The petitioner sought the setting aside of the decision of rejection of its bid and an order allowing it to participate in the tender process. Tata Motors Ltd was the preferred bidder (L-1) in the tender and it was the case of JBM Ecolife that its bid was superior to that of Tata Motors Ltd in several categories on account of the lower price quoted by it.

Senior advocates Dushyant Dave and Rajiv Nayyar appeared on behalf of the petitioner, JBM Ecolife. Meanwhile, the Union of India and CESL have been made the respondents in the case. Additional Solicitor General Chetan Sharma and advocates Apoorv Kurup and Manish Mohan are representing the state in the case. Meanwhile, senior advocate Parag Tripathi represented the second respondent, CESL.

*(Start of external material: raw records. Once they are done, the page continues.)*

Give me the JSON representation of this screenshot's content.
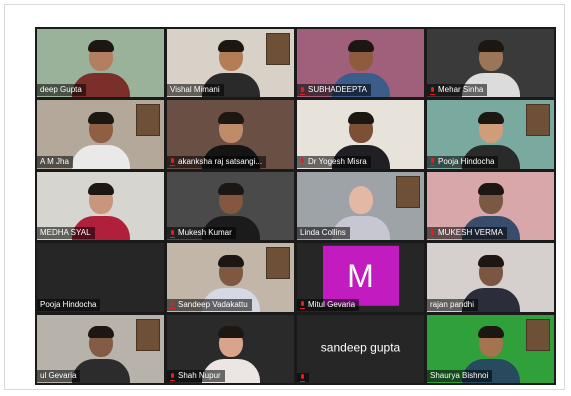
{
  "colors": {
    "frame_border": "#d9d9d9",
    "gallery_bg": "#1a1a1a",
    "active_speaker": "#9acd32",
    "mic_muted": "#e02020",
    "avatar_tile": "#c21bc0"
  },
  "tiles": [
    {
      "name": "deep Gupta",
      "muted": false,
      "bg": "#9bb29a",
      "skin": "#b37f5f",
      "shirt": "#7a2f2a",
      "active": true,
      "avatar": "",
      "hair": true
    },
    {
      "name": "Vishal Mimani",
      "muted": false,
      "bg": "#d7d1c7",
      "skin": "#b57d56",
      "shirt": "#2a2a2a",
      "active": false,
      "avatar": "",
      "hair": true
    },
    {
      "name": "SUBHADEEPTA",
      "muted": true,
      "bg": "#a0607c",
      "skin": "#8e5b3e",
      "shirt": "#3c5c8a",
      "active": false,
      "avatar": "",
      "hair": true
    },
    {
      "name": "Mehar Sinha",
      "muted": true,
      "bg": "#3a3a3a",
      "skin": "#9c7458",
      "shirt": "#dcdcdc",
      "active": false,
      "avatar": "",
      "hair": true
    },
    {
      "name": "A M Jha",
      "muted": false,
      "bg": "#b4a89a",
      "skin": "#8f5e43",
      "shirt": "#e9e9ea",
      "active": false,
      "avatar": "",
      "hair": true
    },
    {
      "name": "akanksha raj satsangi...",
      "muted": true,
      "bg": "#6a4f45",
      "skin": "#c08b69",
      "shirt": "#141414",
      "active": false,
      "avatar": "",
      "hair": true
    },
    {
      "name": "Dr Yogesh Misra",
      "muted": true,
      "bg": "#e8e3da",
      "skin": "#7c5037",
      "shirt": "#1f1f24",
      "active": false,
      "avatar": "",
      "hair": true
    },
    {
      "name": "Pooja Hindocha",
      "muted": true,
      "bg": "#7aa9a0",
      "skin": "#d09d7b",
      "shirt": "#2a2a2a",
      "active": false,
      "avatar": "",
      "hair": true
    },
    {
      "name": "MEDHA SYAL",
      "muted": false,
      "bg": "#d6d5cf",
      "skin": "#c8967a",
      "shirt": "#b0203a",
      "active": false,
      "avatar": "",
      "hair": true
    },
    {
      "name": "Mukesh Kumar",
      "muted": true,
      "bg": "#4a4a4a",
      "skin": "#835740",
      "shirt": "#1b1b1b",
      "active": false,
      "avatar": "",
      "hair": true
    },
    {
      "name": "Linda Collins",
      "muted": false,
      "bg": "#9ea3a8",
      "skin": "#e3b9a6",
      "shirt": "#c7c7d2",
      "active": false,
      "avatar": "",
      "hair": false
    },
    {
      "name": "MUKESH VERMA",
      "muted": true,
      "bg": "#d7a7a9",
      "skin": "#7b5844",
      "shirt": "#3a4c6c",
      "active": false,
      "avatar": "",
      "hair": true
    },
    {
      "name": "Pooja Hindocha",
      "muted": false,
      "bg": "#262626",
      "skin": "",
      "shirt": "",
      "active": false,
      "avatar": "",
      "hair": false
    },
    {
      "name": "Sandeep Vadakattu",
      "muted": true,
      "bg": "#c1b6a8",
      "skin": "#7e5841",
      "shirt": "#d6d9e4",
      "active": false,
      "avatar": "",
      "hair": true
    },
    {
      "name": "Mitul Gevaria",
      "muted": true,
      "bg": "#262626",
      "skin": "",
      "shirt": "",
      "active": false,
      "avatar": "M",
      "hair": false
    },
    {
      "name": "rajan pandhi",
      "muted": false,
      "bg": "#d5d0cd",
      "skin": "#7c5641",
      "shirt": "#2b2e3a",
      "active": false,
      "avatar": "",
      "hair": true
    },
    {
      "name": "ul Gevaria",
      "muted": false,
      "bg": "#b7b3ab",
      "skin": "#835c45",
      "shirt": "#2c2c2c",
      "active": false,
      "avatar": "",
      "hair": true
    },
    {
      "name": "Shah Nupur",
      "muted": true,
      "bg": "#2a2a2a",
      "skin": "#d8a58a",
      "shirt": "#ebe6e3",
      "active": false,
      "avatar": "",
      "hair": true
    },
    {
      "name": "",
      "muted": true,
      "bg": "#262626",
      "skin": "",
      "shirt": "",
      "active": false,
      "avatar": "",
      "hair": false,
      "center_name": "sandeep gupta"
    },
    {
      "name": "Shaurya Bishnoi",
      "muted": false,
      "bg": "#2fa03a",
      "skin": "#a3744f",
      "shirt": "#274a5f",
      "active": false,
      "avatar": "",
      "hair": true
    }
  ]
}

The reliefs sought in the writ petition were opposed by the impleader, Tata Motors Ltd, on the ground that the petitioner, JBM Ecolife has failed to make Tata Motors Ltd a party in the writ petition despite it being a necessary party; that scope of judicial scrutiny in tender matters is limited; that there is no obligation to award the contract to the lowest bidder when tender conditions have not been complied with; and that any judicial interference in the tender process would cause a delay in the process, lead to loss to the public exchequer and be against the public interest.